- **PROBLEM**
Reproduce all of the data exactly.

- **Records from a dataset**
________________________

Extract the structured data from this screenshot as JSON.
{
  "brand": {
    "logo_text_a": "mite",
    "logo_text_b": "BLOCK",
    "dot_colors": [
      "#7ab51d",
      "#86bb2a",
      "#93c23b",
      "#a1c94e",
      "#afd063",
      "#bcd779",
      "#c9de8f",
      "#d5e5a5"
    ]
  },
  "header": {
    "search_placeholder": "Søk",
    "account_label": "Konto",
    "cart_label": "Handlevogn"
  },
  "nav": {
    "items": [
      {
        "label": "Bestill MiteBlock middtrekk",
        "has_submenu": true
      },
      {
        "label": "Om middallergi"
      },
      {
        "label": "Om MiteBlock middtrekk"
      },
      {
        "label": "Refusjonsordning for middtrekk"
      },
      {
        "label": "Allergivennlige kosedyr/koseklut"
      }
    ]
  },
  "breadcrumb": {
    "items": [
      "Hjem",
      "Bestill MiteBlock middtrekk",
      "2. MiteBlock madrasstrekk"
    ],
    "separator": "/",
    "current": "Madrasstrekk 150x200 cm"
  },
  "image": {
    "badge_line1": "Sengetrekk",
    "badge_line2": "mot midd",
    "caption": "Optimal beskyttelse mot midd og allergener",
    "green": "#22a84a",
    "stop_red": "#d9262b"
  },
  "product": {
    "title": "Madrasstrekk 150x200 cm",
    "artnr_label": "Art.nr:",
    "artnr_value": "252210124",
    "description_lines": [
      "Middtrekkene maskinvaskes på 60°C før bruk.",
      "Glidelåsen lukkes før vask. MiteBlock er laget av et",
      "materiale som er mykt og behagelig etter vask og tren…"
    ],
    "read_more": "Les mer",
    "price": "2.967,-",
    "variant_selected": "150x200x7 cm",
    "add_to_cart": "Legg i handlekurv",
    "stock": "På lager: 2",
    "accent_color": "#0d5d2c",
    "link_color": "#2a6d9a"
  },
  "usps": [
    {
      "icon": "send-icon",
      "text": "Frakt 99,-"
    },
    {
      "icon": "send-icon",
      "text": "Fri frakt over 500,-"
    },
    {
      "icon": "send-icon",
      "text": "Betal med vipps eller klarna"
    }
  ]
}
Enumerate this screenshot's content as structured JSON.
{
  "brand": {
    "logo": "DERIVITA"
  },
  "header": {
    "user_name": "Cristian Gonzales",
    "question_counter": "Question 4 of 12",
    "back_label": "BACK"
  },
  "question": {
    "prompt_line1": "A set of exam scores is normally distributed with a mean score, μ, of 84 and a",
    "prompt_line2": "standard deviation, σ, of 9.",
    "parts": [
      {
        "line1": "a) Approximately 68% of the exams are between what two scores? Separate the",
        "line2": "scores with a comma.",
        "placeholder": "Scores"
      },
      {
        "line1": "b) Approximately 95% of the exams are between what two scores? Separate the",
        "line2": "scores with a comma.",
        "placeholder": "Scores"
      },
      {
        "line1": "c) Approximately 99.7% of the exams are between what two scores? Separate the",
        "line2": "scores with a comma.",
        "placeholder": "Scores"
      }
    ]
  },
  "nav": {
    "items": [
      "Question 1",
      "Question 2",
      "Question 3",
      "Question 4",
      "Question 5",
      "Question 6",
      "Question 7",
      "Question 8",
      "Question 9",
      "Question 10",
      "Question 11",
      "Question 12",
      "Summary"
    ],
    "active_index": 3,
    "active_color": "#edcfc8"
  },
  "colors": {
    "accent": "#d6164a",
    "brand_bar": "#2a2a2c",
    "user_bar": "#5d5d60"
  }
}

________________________

- **WRITTEN RESPONSE**
Extract the structured data from this screenshot as JSON.
{
  "brand": {
    "logo_text_a": "mite",
    "logo_text_b": "BLOCK",
    "dot_colors": [
      "#7ab51d",
      "#86bb2a",
      "#93c23b",
      "#a1c94e",
      "#afd063",
      "#bcd779",
      "#c9de8f",
      "#d5e5a5"
    ]
  },
  "header": {
    "search_placeholder": "Søk",
    "account_label": "Konto",
    "cart_label": "Handlevogn"
  },
  "nav": {
    "items": [
      {
        "label": "Bestill MiteBlock middtrekk",
        "has_submenu": true
      },
      {
        "label": "Om middallergi"
      },
      {
        "label": "Om MiteBlock middtrekk"
      },
      {
        "label": "Refusjonsordning for middtrekk"
      },
      {
        "label": "Allergivennlige kosedyr/koseklut"
      }
    ]
  },
  "breadcrumb": {
    "items": [
      "Hjem",
      "Bestill MiteBlock middtrekk",
      "2. MiteBlock madrasstrekk"
    ],
    "separator": "/",
    "current": "Madrasstrekk 150x200 cm"
  },
  "image": {
    "badge_line1": "Sengetrekk",
    "badge_line2": "mot midd",
    "caption": "Optimal beskyttelse mot midd og allergener",
    "green": "#22a84a",
    "stop_red": "#d9262b"
  },
  "product": {
    "title": "Madrasstrekk 150x200 cm",
    "artnr_label": "Art.nr:",
    "artnr_value": "252210124",
    "description_lines": [
      "Middtrekkene maskinvaskes på 60°C før bruk.",
      "Glidelåsen lukkes før vask. MiteBlock er laget av et",
      "materiale som er mykt og behagelig etter vask og tren…"
    ],
    "read_more": "Les mer",
    "price": "2.967,-",
    "variant_selected": "150x200x7 cm",
    "add_to_cart": "Legg i handlekurv",
    "stock": "På lager: 2",
    "accent_color": "#0d5d2c",
    "link_color": "#2a6d9a"
  },
  "usps": [
    {
      "icon": "send-icon",
      "text": "Frakt 99,-"
    },
    {
      "icon": "send-icon",
      "text": "Fri frakt over 500,-"
    },
    {
      "icon": "send-icon",
      "text": "Betal med vipps eller klarna"
    }
  ]
}
Enumerate this screenshot's content as structured JSON.
{
  "brand": {
    "logo": "DERIVITA"
  },
  "header": {
    "user_name": "Cristian Gonzales",
    "question_counter": "Question 4 of 12",
    "back_label": "BACK"
  },
  "question": {
    "prompt_line1": "A set of exam scores is normally distributed with a mean score, μ, of 84 and a",
    "prompt_line2": "standard deviation, σ, of 9.",
    "parts": [
      {
        "line1": "a) Approximately 68% of the exams are between what two scores? Separate the",
        "line2": "scores with a comma.",
        "placeholder": "Scores"
      },
      {
        "line1": "b) Approximately 95% of the exams are between what two scores? Separate the",
        "line2": "scores with a comma.",
        "placeholder": "Scores"
      },
      {
        "line1": "c) Approximately 99.7% of the exams are between what two scores? Separate the",
        "line2": "scores with a comma.",
        "placeholder": "Scores"
      }
    ]
  },
  "nav": {
    "items": [
      "Question 1",
      "Question 2",
      "Question 3",
      "Question 4",
      "Question 5",
      "Question 6",
      "Question 7",
      "Question 8",
      "Question 9",
      "Question 10",
      "Question 11",
      "Question 12",
      "Summary"
    ],
    "active_index": 3,
    "active_color": "#edcfc8"
  },
  "colors": {
    "accent": "#d6164a",
    "brand_bar": "#2a2a2c",
    "user_bar": "#5d5d60"
  }
}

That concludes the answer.